“Julia Sweeney: Older and Wider” is a standup show in the making! And fortunately for Rebellious, the actress/author and Grammy-nominated comedian made time to chat with us about workshopping the act and more.
Janet Arvia: You were on “Saturday Night Live” for five years, so it’s hard to believe you’re making your standup debut now. What took so long?
Julia Sweeney: Ha! I love that you say it that way. I always hung out with standups, and performed at alternative comedy clubs with them, but never actually considered myself a standup…I see it as a challenge to shape the things I want to say into short bits that are funny. So for me, it’s a very different area of comedy. But to almost anyone else, it’s practically the same thing I was doing before.
Pat, the iconic androgynous character you inhabited on SNL during the 1990s, spotlighted gender ambiguity in a time when it seemed taboo. Have fans shared their stories with you throughout the years?
Yes! To my surprise I got many letters from people who are intersex…You know, the androgynous aspect [of] Pat was an afterthought. I was actually trying to play a male character and didn’t pull it off quite convincingly. So I threw a joke in about Pat’s gender being hard to nail down and it got such a laugh, it really took off. But then people liked the questioning almost too much. It got to be creepy to me how some people were so uncomfortable not knowing Pat’s gender…I think we’ll have truly evolved as a society when Pat is no longer funny.
Storytelling is at the heart of your art. Why is it important, and how does humor help deliver the message?
Storytelling is the way the mind knows itself, and that means every human being is a storyteller. I always did love to tell funny stories. When I was young I didn’t think about the grand meaning of it, or understand the architecture of it, much less the psychology of it. But as I got older, I got curious about this aspect of myself and of everyone else. So, yes, it’s very important to me. And the humor, well, it’s the sugar that keeps people listening. For me it’s essential.

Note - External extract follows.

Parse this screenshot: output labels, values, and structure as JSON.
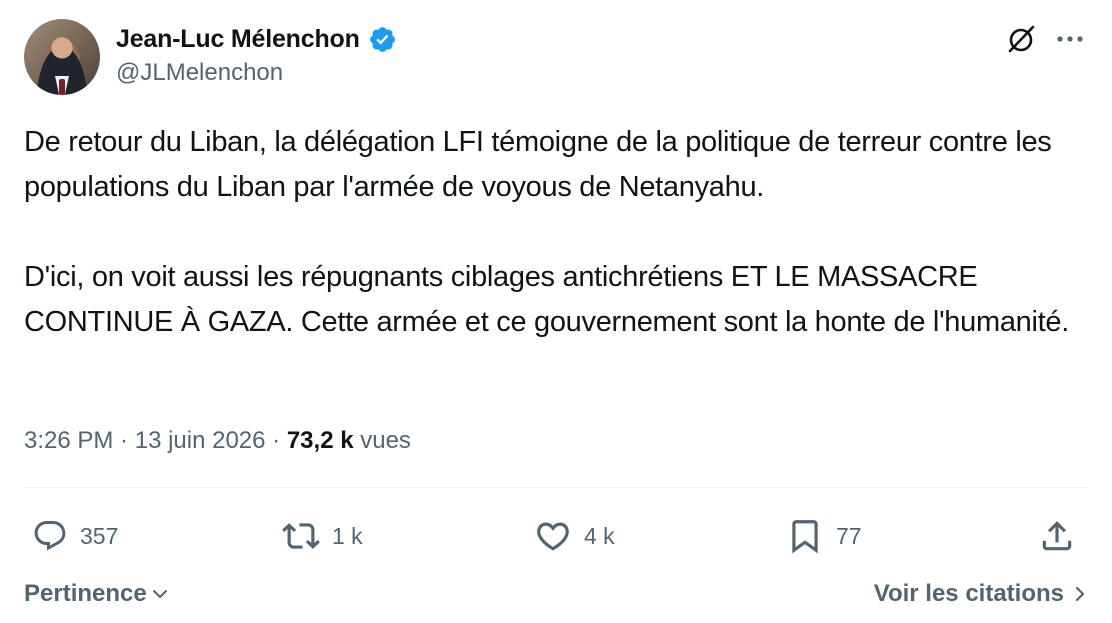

What are your goals for “Julia Sweeney: Older and Wider”?
I hope to have a 75-minute standup set that works. That’s my goal…I love this process so much. It’s like getting to work on a machine, and tinker and tinker. Or another good analogy is that it’s like doing experiments in a lab, and the [laughs are] your results and based on that feedback you make other experiments. IT’S SO MUCH FUN. There is literally nothing more interesting to me right now than doing this show.

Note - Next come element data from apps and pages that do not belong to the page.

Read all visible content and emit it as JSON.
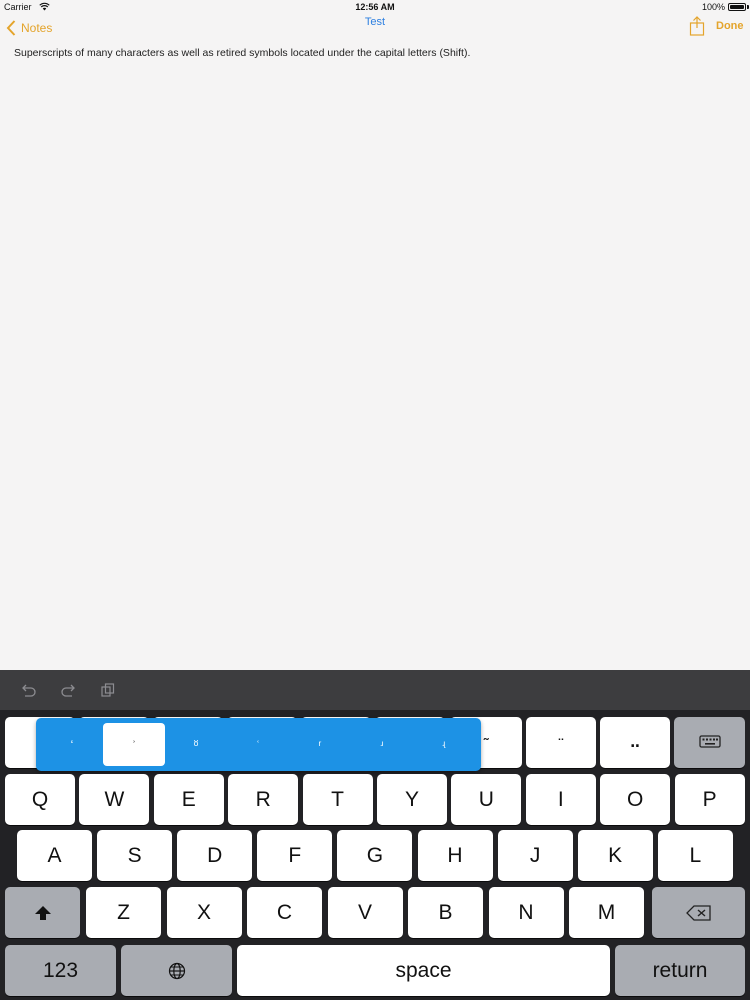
{
  "status_bar": {
    "carrier": "Carrier",
    "time": "12:56 AM",
    "battery": "100%"
  },
  "nav": {
    "back_label": "Notes",
    "title": "Test",
    "done_label": "Done",
    "accent_color": "#e4a42b",
    "title_color": "#2d7fe0"
  },
  "note": {
    "text": "Superscripts of many characters as well as retired symbols located under the capital letters (Shift)."
  },
  "toolbar": {
    "icons": [
      "undo-icon",
      "redo-icon",
      "paste-icon"
    ]
  },
  "keyboard": {
    "alt_popup": {
      "chars": [
        "ʻ",
        "ʾ",
        "ᴽ",
        "ʿ",
        "ʳ",
        "ʴ",
        "ʵ"
      ],
      "selected_index": 1,
      "color": "#1d92e5"
    },
    "row0": [
      "¨",
      "˛",
      "˜",
      "¨",
      "‥"
    ],
    "row1": [
      "Q",
      "W",
      "E",
      "R",
      "T",
      "Y",
      "U",
      "I",
      "O",
      "P"
    ],
    "row2": [
      "A",
      "S",
      "D",
      "F",
      "G",
      "H",
      "J",
      "K",
      "L"
    ],
    "row3": [
      "Z",
      "X",
      "C",
      "V",
      "B",
      "N",
      "M"
    ],
    "numbers_label": "123",
    "space_label": "space",
    "return_label": "return"
  }
}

“Julia Sweeney: Older and Wider” performs through March 18 at Judy’s Beat Lounge at The Second City, 230 W. North Ave., Chicago. For tickets and more information, visit secondcity.com.